Unlike previous years where I hoarded up all of the cheap candles and rehab-able decor that I could find, my sights were more focused this year when we browsed garage sales on sunny Saturdays. I collected almost no tsotchkes but instead, practical items like 20-gallon gas cans, a garage shovel and rake organizer, Harry Potter books and DVDs (book 5, starting tonight), lawn chairs, wood screws, and lots of adorable infant and toddler clothes and accessories in near-mint condition for mere pennies. And I think you’d agree that it’s pretty hard to pass up a giant school chalkboard wherever you come across it. No surprises here, I claimed it as soon as I saw it.

We found a vintage chalkboard at a garage sale!

It’s not slate, but it is heavy-duty and is in good shape. Only a scratch in the lower right corner, and a couple of extra holes in the frame to show its age. At install, it took extra dads and aunts to get it level and hung properly using anchor bolts. So, there are virtually no other pictures to prove what we went through, only memories of pinched fingers, lots of cursing, and general confusion.

Installing the chalkboard in our kid's room.

I keep saying aloud (and on here over and over again) that we still haven’t really put a lot of stuff on the walls of our home–it actually pains me, after all of the patching we had to do–but this one makes up for our lack in wall decor in a big way; it’s so practical and fun to have that I think it’ll be with us forever.

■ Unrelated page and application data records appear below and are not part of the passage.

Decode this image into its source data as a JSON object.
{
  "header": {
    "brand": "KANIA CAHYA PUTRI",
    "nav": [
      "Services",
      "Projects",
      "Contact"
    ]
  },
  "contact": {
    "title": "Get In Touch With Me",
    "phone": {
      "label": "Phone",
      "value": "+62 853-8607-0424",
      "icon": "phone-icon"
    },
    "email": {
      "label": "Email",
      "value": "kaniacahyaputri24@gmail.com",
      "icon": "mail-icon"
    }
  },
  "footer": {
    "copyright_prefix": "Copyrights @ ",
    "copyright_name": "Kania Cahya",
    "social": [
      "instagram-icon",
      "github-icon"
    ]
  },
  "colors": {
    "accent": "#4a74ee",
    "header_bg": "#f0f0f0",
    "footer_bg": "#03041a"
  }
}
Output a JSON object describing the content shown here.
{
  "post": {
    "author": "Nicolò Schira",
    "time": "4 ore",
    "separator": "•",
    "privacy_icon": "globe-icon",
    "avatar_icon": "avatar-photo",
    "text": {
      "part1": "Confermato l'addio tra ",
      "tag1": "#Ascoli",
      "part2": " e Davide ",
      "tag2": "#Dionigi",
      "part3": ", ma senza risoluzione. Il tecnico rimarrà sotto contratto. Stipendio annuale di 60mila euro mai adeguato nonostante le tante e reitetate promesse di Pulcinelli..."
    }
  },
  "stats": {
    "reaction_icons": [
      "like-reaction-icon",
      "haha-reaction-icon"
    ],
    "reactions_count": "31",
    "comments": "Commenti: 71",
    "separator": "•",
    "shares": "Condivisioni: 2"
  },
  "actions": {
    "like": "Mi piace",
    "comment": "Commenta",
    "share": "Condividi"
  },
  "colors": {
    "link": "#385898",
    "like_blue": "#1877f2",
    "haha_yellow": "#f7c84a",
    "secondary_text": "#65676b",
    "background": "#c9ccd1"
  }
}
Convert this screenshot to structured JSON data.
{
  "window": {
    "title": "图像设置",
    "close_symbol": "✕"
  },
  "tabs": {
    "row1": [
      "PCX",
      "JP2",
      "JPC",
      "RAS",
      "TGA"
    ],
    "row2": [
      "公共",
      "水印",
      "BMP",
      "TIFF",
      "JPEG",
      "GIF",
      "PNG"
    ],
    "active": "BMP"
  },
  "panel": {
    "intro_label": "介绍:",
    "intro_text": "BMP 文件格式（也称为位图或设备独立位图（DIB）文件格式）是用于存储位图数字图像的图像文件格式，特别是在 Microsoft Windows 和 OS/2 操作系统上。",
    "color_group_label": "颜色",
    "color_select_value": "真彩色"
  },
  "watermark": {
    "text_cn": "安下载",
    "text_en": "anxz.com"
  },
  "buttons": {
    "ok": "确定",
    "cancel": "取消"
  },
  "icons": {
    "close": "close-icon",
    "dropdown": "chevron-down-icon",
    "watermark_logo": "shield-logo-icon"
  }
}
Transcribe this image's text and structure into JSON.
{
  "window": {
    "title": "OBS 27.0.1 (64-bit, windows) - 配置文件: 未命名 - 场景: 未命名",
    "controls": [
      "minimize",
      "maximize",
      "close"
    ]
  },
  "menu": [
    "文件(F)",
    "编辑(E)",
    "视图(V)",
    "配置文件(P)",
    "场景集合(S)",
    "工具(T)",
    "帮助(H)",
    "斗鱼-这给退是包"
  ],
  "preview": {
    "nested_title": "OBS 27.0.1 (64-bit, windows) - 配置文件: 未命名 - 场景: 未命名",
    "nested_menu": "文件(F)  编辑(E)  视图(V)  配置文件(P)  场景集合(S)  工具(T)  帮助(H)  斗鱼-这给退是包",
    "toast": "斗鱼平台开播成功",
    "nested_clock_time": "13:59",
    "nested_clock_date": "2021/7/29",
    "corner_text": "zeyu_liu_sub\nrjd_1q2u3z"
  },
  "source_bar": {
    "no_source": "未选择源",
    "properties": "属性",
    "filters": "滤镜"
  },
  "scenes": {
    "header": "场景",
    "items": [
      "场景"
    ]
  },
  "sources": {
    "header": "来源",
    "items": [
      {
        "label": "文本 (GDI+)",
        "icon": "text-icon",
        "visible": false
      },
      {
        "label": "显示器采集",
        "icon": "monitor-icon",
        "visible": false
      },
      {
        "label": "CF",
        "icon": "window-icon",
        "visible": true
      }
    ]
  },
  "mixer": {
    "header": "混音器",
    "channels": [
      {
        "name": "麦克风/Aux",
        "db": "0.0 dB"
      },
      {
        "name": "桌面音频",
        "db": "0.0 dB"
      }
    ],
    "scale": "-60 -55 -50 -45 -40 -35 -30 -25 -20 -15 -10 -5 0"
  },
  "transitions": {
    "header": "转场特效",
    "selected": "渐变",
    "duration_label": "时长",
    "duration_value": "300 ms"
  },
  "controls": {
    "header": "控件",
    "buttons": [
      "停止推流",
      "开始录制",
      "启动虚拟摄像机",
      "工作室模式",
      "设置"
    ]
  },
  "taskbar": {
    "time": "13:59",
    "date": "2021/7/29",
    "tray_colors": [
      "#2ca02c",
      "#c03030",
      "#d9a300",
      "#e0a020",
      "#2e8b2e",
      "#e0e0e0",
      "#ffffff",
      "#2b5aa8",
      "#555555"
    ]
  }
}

Plus, obviously, it’s sheer size covers a lot of wall, that will never again require my decorating attention. (Side note: New outlets arrived. Decided to go Legrand Adorne throughout the house for consistency. Been chipping away at it all week. Don’t put your fingers in there, kids.)

A vintage school chalkboard for our kid's bedroom.

Shelving is a line item on my “next thing to spend lots of money on” list, because we want some permanent, quality shelving in very specific sizes for our living spaces and bedroom. We started to chip away at this need a little bit by picking up a great mid-century shelf for $20 (on the left, shown after a little outdoor cleanup when I brought it home – bought from a nice local couple I follow on Instagram!), and a solid 5-drawer rolling cart with melamine drawers that’ll eventually serve as practical kid craft and magazine storage in our living or dining room. Needs a good scrubbin’.

Midcentury shelving solutions for our home.

The 5-drawer rolling cart came from an estate sale that we ventured through about a month ago, the property of a local curator with Kodak connections who had amassed some incredible goodies in his mid-century Rochester home, including some amazing art and fine wood furnishings. I don’t like to dwell on things that we passed over, but in hindsight it was probably one of those moments when I shouldn’t have been so “thrifty.” The guy had a super-powerful digital antennae that would have made it way easier to get local TV channels through the trees, an OJ Simpson’s high school yearbook (weirdo convo piece?), and lots of these completely useless but neat glass lenses that ranged as tiny as my pinkie nail, to as large as my head (for film developing?).

Big photography lenses at a Rochester estate sale.

And an awesome darkroom timer (big regret, so cool, shame on me for trying too hard to not be a random tsotchke collector). Please just remind me that I’d never have used it.

A cool darkroom timer that I wish I bought.

 

What dust collectors did you pick up or pass on during the summer?